WHAT IS NEEDED
Print every line below that comes at or after the line containing "Give me the", exactly as written.

Data items

- Opening Delimiter -

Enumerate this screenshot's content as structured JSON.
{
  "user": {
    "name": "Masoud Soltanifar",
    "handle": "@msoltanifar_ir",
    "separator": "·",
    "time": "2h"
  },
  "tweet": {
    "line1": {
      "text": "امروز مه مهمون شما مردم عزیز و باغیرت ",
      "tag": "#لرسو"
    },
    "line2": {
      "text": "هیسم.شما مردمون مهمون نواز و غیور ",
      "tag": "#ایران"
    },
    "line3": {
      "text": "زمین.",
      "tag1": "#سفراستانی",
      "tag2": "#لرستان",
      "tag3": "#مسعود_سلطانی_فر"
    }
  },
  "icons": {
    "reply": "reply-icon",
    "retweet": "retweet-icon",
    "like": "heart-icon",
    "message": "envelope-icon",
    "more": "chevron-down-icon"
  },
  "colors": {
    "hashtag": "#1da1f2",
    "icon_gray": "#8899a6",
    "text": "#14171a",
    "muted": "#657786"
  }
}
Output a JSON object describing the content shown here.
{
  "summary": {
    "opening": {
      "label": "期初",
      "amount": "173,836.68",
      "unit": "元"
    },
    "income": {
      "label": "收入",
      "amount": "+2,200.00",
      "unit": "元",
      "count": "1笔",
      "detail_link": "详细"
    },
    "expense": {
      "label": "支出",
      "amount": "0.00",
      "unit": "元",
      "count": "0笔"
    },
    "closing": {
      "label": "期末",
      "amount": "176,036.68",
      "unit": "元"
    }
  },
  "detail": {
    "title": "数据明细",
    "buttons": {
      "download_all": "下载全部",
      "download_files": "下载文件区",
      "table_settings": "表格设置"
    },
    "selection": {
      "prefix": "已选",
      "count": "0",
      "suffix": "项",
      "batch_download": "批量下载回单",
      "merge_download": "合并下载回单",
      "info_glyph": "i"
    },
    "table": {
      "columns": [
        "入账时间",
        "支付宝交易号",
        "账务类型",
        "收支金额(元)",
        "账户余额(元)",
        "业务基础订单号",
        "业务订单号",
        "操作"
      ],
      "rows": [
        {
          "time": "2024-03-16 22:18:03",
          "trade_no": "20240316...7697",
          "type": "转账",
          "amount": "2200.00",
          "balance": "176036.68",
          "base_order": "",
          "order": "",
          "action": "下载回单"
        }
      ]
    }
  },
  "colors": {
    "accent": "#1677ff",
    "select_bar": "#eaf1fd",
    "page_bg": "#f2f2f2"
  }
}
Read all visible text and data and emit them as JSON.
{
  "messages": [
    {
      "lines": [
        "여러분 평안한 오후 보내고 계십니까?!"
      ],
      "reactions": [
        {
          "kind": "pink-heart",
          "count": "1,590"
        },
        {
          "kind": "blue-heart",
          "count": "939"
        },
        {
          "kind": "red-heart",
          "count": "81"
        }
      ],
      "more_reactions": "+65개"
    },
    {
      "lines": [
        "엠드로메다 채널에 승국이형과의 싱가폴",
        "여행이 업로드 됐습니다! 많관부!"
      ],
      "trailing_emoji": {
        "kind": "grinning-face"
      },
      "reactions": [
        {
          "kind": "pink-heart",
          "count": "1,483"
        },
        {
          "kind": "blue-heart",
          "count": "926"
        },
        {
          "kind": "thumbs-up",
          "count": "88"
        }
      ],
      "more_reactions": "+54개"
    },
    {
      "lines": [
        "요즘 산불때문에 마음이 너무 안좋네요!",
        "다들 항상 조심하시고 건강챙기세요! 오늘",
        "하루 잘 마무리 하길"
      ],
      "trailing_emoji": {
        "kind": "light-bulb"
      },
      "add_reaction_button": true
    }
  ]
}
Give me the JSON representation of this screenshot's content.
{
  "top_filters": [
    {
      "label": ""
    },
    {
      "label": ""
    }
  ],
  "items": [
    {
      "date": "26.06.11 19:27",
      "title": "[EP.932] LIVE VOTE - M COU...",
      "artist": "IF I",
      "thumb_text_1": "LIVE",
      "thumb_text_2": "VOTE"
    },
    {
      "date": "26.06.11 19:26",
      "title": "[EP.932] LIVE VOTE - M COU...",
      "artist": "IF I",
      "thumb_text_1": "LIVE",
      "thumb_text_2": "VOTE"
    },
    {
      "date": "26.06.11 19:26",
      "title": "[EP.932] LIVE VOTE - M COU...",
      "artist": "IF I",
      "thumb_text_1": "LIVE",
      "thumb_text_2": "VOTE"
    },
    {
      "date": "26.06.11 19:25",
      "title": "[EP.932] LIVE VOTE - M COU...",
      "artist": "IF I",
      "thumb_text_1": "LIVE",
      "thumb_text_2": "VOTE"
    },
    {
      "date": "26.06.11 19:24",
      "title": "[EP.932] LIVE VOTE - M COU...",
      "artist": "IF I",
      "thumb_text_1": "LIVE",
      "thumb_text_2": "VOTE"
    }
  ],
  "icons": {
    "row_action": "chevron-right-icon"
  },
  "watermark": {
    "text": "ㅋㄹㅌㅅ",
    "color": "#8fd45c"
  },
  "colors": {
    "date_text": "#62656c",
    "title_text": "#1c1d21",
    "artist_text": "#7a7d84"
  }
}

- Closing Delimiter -

RESPONSE TO THIS TASK
Give me the JSON representation of this screenshot's content.
{
  "top_filters": [
    {
      "label": ""
    },
    {
      "label": ""
    }
  ],
  "items": [
    {
      "date": "26.06.11 19:27",
      "title": "[EP.932] LIVE VOTE - M COU...",
      "artist": "IF I",
      "thumb_text_1": "LIVE",
      "thumb_text_2": "VOTE"
    },
    {
      "date": "26.06.11 19:26",
      "title": "[EP.932] LIVE VOTE - M COU...",
      "artist": "IF I",
      "thumb_text_1": "LIVE",
      "thumb_text_2": "VOTE"
    },
    {
      "date": "26.06.11 19:26",
      "title": "[EP.932] LIVE VOTE - M COU...",
      "artist": "IF I",
      "thumb_text_1": "LIVE",
      "thumb_text_2": "VOTE"
    },
    {
      "date": "26.06.11 19:25",
      "title": "[EP.932] LIVE VOTE - M COU...",
      "artist": "IF I",
      "thumb_text_1": "LIVE",
      "thumb_text_2": "VOTE"
    },
    {
      "date": "26.06.11 19:24",
      "title": "[EP.932] LIVE VOTE - M COU...",
      "artist": "IF I",
      "thumb_text_1": "LIVE",
      "thumb_text_2": "VOTE"
    }
  ],
  "icons": {
    "row_action": "chevron-right-icon"
  },
  "watermark": {
    "text": "ㅋㄹㅌㅅ",
    "color": "#8fd45c"
  },
  "colors": {
    "date_text": "#62656c",
    "title_text": "#1c1d21",
    "artist_text": "#7a7d84"
  }
}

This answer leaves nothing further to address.